_Excerpts from an interface dataset:_

####

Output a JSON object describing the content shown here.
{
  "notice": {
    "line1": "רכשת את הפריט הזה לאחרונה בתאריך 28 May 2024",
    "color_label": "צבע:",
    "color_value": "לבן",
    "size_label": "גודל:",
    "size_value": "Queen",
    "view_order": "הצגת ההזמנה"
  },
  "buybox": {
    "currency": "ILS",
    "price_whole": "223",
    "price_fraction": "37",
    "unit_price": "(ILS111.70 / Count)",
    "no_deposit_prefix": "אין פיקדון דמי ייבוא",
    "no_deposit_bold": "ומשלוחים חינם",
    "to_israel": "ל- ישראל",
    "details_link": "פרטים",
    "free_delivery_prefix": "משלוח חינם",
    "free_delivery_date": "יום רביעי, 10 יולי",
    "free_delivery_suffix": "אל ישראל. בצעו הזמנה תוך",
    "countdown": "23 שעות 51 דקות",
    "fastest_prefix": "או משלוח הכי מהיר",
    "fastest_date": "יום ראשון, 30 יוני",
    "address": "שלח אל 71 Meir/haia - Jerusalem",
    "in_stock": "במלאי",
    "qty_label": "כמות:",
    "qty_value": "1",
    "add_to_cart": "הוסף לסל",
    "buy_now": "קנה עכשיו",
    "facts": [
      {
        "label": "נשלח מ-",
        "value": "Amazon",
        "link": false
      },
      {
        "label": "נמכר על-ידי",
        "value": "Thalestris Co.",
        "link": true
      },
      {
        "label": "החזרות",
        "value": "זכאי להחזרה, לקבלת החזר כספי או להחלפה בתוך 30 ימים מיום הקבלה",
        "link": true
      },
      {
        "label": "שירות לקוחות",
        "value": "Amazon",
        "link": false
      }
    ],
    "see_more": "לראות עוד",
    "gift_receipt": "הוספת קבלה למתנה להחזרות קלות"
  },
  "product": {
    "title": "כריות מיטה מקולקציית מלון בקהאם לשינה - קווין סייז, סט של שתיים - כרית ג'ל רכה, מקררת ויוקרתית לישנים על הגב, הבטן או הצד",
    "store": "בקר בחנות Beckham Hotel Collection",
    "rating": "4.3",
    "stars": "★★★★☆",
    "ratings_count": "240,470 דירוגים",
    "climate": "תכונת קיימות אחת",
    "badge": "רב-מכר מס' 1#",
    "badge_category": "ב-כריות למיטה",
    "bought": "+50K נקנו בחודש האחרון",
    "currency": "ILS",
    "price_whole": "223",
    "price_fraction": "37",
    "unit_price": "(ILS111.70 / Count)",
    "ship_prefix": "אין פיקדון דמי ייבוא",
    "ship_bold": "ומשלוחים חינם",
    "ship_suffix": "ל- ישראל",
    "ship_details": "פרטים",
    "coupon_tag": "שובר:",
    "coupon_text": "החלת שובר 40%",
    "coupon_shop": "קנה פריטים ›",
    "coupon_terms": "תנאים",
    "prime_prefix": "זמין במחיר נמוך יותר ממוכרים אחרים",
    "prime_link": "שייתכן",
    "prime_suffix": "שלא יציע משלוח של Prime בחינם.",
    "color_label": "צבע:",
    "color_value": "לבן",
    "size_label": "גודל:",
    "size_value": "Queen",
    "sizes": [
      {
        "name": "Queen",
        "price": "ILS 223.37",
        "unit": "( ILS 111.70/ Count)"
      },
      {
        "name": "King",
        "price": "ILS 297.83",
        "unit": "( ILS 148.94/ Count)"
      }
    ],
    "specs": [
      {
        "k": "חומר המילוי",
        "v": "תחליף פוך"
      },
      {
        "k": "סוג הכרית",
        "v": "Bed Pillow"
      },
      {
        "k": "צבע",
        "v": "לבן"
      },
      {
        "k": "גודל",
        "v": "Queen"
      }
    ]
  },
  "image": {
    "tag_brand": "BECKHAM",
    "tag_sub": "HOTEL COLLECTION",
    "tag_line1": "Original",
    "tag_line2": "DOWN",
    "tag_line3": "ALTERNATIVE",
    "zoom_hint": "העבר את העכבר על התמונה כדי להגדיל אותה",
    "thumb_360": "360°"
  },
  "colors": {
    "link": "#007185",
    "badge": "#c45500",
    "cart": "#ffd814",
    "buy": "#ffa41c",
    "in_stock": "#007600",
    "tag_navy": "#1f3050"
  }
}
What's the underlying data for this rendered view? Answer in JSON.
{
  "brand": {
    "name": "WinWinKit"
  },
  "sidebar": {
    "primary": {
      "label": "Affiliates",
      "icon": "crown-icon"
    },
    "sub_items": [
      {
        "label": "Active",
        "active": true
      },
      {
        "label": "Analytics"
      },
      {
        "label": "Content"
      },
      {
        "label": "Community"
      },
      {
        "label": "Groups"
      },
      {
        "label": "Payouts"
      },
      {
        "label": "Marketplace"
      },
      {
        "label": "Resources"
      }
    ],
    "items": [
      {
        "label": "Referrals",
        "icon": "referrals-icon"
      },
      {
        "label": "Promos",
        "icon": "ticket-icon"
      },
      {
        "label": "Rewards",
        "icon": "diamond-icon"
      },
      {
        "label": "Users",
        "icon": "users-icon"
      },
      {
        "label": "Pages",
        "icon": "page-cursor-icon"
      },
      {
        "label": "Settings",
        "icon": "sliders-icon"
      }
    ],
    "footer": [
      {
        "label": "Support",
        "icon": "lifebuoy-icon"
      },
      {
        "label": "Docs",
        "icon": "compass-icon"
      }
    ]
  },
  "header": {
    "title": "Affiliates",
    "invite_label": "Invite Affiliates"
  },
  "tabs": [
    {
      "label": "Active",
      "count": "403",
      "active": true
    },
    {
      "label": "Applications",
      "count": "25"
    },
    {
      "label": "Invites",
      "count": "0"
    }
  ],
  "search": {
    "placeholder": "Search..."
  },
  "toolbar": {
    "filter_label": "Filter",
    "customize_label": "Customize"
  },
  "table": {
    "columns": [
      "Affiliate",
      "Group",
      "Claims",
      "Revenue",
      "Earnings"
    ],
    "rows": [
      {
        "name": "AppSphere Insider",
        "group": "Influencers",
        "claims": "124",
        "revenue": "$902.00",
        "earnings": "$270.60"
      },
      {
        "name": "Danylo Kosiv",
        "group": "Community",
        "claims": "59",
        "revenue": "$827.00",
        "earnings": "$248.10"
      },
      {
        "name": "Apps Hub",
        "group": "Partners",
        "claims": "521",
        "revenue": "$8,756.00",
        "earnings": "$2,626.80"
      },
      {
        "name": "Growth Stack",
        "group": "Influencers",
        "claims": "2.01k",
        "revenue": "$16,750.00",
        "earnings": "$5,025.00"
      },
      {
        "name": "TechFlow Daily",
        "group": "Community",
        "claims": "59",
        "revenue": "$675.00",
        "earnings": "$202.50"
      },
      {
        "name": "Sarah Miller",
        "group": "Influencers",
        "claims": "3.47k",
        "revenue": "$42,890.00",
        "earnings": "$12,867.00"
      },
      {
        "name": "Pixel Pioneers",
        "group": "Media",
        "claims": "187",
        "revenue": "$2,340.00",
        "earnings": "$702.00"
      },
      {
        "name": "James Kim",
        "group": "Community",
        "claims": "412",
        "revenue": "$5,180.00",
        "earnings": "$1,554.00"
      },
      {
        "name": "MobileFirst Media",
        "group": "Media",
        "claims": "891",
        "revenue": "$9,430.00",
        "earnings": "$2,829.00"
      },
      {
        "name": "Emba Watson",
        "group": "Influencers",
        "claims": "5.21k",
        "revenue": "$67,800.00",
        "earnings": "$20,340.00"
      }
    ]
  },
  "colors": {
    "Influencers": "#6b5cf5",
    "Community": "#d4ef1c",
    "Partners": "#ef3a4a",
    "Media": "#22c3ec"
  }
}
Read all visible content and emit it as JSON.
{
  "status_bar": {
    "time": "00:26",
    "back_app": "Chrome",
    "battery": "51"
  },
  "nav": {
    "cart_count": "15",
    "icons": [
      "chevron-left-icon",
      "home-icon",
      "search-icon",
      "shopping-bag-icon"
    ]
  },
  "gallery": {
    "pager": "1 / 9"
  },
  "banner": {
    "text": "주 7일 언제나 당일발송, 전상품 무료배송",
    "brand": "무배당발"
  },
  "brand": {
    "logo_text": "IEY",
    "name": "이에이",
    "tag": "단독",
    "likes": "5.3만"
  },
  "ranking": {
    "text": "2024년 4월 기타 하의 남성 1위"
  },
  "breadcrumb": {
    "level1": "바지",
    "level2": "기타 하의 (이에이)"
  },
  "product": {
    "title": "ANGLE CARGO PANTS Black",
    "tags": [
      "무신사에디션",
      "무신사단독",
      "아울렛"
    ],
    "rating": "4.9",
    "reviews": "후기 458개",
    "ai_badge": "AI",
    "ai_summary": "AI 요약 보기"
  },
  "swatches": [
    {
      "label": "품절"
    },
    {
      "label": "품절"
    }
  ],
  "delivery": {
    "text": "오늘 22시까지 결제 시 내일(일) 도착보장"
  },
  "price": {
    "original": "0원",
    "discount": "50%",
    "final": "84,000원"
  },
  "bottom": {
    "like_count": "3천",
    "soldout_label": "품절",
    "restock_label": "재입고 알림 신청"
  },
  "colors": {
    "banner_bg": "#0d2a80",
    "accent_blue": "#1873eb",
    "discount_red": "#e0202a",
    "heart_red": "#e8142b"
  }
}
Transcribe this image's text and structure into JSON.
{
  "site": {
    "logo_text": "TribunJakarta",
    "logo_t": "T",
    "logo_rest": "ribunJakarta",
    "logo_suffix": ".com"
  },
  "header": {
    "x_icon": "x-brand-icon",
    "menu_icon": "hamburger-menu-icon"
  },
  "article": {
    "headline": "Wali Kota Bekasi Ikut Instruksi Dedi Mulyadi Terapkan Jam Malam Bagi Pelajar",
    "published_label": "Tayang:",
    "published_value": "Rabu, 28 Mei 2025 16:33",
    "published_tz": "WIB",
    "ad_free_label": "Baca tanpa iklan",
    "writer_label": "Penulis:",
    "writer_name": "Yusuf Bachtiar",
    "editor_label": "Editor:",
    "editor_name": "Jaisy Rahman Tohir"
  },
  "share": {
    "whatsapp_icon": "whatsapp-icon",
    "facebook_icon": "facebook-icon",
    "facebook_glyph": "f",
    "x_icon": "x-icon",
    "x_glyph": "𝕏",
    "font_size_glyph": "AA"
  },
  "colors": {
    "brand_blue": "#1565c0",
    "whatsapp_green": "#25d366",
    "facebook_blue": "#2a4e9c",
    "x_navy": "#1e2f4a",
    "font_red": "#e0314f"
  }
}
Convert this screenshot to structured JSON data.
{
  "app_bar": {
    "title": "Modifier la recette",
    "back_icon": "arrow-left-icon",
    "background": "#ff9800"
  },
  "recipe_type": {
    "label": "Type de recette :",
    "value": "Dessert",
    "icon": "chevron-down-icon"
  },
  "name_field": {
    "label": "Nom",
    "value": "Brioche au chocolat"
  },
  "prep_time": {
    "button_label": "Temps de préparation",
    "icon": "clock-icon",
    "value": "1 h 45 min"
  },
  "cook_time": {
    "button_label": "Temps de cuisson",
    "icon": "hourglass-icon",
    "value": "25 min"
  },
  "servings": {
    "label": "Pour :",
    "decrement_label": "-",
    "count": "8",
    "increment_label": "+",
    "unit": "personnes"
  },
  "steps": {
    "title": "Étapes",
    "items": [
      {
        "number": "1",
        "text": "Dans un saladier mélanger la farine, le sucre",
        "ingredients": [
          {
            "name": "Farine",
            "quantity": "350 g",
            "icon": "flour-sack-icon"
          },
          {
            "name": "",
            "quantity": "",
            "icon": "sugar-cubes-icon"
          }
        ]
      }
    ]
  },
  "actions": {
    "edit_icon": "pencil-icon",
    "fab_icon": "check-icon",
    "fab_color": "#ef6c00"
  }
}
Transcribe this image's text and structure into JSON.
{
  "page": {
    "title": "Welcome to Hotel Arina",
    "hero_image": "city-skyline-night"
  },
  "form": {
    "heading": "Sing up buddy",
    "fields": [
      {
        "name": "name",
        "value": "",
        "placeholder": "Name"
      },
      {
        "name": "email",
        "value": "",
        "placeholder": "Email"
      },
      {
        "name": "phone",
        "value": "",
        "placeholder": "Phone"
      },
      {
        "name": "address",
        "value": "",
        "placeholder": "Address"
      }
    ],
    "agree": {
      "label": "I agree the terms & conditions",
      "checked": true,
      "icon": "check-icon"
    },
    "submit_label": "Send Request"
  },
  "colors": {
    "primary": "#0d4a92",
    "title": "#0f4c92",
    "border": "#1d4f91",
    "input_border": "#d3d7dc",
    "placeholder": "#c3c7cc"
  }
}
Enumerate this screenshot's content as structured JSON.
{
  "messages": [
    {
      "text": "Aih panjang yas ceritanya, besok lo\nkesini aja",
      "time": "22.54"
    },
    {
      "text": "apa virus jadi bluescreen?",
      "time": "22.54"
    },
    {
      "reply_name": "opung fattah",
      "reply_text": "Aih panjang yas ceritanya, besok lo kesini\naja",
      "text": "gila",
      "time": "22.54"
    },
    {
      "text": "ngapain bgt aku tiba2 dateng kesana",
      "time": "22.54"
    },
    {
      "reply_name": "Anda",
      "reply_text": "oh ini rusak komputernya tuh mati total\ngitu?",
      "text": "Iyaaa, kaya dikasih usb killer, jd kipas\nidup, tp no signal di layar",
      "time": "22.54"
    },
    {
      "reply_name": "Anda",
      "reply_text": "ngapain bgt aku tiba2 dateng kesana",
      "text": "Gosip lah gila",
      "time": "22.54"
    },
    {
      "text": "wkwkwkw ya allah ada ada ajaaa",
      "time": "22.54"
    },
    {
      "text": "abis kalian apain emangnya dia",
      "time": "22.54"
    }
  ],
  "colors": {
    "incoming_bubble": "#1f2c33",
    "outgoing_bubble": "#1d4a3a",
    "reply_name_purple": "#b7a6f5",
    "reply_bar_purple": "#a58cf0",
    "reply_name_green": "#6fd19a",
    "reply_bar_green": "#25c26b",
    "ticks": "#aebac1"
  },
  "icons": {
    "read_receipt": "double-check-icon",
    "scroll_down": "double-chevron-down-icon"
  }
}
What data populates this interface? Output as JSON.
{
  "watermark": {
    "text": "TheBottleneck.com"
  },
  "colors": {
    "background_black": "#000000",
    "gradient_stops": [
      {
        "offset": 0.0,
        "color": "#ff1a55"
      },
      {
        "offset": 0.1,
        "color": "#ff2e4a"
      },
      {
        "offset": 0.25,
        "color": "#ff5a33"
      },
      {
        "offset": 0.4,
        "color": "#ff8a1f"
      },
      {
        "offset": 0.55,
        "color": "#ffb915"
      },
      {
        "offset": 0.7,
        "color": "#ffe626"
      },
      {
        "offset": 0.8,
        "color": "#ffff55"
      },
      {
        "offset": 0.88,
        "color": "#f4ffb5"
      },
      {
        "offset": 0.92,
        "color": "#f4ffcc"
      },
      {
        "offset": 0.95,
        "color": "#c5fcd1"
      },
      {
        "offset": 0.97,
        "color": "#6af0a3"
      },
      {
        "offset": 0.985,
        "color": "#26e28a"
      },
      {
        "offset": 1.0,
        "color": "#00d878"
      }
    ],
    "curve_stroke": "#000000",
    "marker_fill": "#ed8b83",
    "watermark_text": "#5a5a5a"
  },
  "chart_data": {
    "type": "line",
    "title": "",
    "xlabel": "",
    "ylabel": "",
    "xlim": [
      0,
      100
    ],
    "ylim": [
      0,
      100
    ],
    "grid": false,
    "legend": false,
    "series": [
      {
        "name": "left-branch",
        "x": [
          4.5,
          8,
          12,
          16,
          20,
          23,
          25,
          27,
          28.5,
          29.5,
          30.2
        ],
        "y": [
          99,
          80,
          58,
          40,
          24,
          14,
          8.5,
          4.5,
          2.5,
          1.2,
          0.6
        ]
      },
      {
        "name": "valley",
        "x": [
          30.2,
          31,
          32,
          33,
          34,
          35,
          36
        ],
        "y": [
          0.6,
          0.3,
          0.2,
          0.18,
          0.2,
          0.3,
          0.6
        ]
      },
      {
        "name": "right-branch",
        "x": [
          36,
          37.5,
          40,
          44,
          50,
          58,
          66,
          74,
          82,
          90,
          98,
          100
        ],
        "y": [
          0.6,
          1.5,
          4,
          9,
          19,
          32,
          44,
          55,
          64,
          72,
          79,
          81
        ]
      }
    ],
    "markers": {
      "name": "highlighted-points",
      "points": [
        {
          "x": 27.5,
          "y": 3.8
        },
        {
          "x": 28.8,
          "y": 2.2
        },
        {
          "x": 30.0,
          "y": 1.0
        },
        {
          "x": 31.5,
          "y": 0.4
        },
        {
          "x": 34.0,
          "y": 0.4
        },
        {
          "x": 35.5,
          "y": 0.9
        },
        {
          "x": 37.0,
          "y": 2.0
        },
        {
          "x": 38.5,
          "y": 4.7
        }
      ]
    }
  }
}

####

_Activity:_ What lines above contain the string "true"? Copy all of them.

_Your response:_
        "link": true
        "link": true
        "active": true
      "active": true
      "checked": true,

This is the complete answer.